TASK DIRECTIONS: The lines to copy are those in the listing that hold the word "guide".
===== RECORDS FOR THE TASK
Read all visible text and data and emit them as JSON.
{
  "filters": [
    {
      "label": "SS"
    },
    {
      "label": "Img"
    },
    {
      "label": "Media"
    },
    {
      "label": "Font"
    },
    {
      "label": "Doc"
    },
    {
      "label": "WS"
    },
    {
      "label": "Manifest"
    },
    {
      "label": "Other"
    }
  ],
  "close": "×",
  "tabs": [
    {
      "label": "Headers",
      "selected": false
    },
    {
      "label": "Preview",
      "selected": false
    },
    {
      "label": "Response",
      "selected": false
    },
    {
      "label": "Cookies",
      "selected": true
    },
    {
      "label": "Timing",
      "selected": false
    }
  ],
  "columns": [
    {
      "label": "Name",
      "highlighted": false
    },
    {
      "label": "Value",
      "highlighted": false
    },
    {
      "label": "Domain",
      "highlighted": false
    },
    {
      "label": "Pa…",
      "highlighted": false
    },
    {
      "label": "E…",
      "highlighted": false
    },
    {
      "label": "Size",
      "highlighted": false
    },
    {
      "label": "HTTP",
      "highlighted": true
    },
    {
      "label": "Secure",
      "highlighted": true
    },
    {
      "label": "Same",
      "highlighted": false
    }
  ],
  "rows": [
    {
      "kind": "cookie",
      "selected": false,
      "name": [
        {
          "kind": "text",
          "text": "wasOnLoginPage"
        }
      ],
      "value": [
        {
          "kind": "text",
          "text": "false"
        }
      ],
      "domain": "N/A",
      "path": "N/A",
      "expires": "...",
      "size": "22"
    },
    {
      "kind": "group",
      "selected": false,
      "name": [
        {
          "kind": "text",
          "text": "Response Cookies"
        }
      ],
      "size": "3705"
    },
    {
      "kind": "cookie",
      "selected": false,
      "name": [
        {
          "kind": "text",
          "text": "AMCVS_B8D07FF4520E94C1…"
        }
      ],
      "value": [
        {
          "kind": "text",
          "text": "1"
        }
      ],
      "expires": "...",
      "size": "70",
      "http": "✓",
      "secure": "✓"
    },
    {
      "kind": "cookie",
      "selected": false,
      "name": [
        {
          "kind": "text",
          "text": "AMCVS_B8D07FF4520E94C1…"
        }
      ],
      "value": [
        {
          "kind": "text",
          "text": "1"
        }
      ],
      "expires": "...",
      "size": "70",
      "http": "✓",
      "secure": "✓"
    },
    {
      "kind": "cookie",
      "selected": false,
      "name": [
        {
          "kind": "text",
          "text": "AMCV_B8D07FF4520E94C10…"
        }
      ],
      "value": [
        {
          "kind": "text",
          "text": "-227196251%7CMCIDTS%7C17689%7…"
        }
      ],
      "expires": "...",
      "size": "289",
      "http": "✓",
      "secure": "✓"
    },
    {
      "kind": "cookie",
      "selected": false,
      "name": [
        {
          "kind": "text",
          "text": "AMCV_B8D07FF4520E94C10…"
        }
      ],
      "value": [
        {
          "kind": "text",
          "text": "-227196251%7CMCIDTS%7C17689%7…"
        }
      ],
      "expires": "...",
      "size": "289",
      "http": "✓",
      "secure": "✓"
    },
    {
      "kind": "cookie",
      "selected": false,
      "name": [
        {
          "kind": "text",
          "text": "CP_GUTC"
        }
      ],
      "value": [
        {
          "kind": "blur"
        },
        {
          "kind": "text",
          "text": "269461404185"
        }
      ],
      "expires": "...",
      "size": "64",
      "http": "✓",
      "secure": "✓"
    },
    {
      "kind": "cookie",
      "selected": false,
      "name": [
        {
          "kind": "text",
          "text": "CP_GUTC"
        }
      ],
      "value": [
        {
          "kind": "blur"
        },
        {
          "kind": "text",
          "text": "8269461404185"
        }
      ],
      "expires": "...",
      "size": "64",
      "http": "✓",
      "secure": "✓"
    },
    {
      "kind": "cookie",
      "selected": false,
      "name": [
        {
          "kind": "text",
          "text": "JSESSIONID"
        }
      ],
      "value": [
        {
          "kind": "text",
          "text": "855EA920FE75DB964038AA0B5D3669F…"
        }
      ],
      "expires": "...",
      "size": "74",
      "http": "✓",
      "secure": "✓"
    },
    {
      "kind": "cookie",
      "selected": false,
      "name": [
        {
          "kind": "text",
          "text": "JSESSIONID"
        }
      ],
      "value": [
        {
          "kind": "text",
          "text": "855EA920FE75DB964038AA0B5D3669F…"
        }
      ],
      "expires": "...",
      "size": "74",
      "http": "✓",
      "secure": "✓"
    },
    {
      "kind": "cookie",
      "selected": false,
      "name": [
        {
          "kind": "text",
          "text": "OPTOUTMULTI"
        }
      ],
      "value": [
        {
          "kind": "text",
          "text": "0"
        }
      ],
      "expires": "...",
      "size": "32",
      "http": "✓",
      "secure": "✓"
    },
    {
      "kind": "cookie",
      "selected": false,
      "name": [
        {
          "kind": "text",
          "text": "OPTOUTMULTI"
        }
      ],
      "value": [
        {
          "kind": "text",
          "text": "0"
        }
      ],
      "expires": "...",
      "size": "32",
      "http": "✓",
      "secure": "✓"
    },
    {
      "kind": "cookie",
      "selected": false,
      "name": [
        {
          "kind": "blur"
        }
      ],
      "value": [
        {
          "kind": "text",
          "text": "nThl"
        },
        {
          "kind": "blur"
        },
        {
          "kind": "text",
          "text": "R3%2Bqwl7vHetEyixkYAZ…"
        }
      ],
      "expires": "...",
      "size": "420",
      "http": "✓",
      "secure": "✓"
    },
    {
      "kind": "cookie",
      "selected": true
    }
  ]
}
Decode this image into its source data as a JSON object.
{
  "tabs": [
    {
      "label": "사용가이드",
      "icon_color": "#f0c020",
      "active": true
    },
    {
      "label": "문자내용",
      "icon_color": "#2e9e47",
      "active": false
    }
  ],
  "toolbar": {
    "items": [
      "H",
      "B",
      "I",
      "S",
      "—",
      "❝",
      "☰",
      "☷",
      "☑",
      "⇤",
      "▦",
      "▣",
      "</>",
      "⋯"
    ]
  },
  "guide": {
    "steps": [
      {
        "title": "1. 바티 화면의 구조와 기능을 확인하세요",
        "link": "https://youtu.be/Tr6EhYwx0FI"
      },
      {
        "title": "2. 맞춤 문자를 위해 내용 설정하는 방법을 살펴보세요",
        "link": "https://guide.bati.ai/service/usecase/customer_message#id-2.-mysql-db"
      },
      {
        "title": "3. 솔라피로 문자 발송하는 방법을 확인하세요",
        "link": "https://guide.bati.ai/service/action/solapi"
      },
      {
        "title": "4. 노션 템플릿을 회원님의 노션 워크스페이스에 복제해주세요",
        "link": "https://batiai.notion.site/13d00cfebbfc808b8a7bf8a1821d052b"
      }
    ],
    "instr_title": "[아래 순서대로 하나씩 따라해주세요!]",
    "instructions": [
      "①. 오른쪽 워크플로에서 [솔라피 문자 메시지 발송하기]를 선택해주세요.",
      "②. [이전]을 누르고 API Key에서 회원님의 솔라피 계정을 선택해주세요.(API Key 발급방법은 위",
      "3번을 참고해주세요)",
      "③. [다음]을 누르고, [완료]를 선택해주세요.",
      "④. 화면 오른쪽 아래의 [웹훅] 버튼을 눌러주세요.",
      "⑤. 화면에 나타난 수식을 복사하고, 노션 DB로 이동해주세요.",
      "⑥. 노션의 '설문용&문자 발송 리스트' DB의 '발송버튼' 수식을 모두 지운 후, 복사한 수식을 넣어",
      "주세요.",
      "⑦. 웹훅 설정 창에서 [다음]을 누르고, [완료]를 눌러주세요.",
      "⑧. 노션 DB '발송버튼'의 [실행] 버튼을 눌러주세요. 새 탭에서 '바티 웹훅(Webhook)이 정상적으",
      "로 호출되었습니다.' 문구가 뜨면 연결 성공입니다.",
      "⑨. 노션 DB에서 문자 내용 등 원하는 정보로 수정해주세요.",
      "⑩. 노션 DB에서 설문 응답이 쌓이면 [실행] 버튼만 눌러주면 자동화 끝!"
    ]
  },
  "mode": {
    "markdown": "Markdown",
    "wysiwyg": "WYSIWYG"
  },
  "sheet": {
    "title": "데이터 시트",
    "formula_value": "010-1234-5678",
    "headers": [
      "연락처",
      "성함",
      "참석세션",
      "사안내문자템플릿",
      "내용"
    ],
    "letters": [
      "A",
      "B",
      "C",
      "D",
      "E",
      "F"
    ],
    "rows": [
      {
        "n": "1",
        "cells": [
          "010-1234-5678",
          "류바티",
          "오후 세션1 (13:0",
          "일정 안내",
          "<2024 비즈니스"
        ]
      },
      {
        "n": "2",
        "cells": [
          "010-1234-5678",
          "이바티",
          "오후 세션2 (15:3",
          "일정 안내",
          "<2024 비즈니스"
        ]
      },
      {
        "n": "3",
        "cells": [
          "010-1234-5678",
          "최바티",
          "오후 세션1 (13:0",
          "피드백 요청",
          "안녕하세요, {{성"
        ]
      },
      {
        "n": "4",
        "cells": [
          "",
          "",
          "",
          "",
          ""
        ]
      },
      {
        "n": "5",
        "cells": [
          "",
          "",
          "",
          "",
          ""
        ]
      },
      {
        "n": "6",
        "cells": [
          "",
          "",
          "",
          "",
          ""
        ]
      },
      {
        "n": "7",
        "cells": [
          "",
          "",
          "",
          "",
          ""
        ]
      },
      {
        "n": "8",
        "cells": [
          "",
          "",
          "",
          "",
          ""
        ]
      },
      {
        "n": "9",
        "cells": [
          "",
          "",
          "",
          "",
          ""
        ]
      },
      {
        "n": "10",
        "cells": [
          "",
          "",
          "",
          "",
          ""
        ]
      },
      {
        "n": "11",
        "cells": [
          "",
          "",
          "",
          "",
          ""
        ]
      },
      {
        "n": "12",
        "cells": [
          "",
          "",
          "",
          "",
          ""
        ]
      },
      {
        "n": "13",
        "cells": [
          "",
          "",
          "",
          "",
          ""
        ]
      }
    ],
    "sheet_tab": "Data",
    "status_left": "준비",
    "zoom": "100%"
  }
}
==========
YOUR RESPONSE:
  "guide": {
        "link": "https://guide.bati.ai/service/usecase/customer_message#id-2.-mysql-db"
        "link": "https://guide.bati.ai/service/action/solapi"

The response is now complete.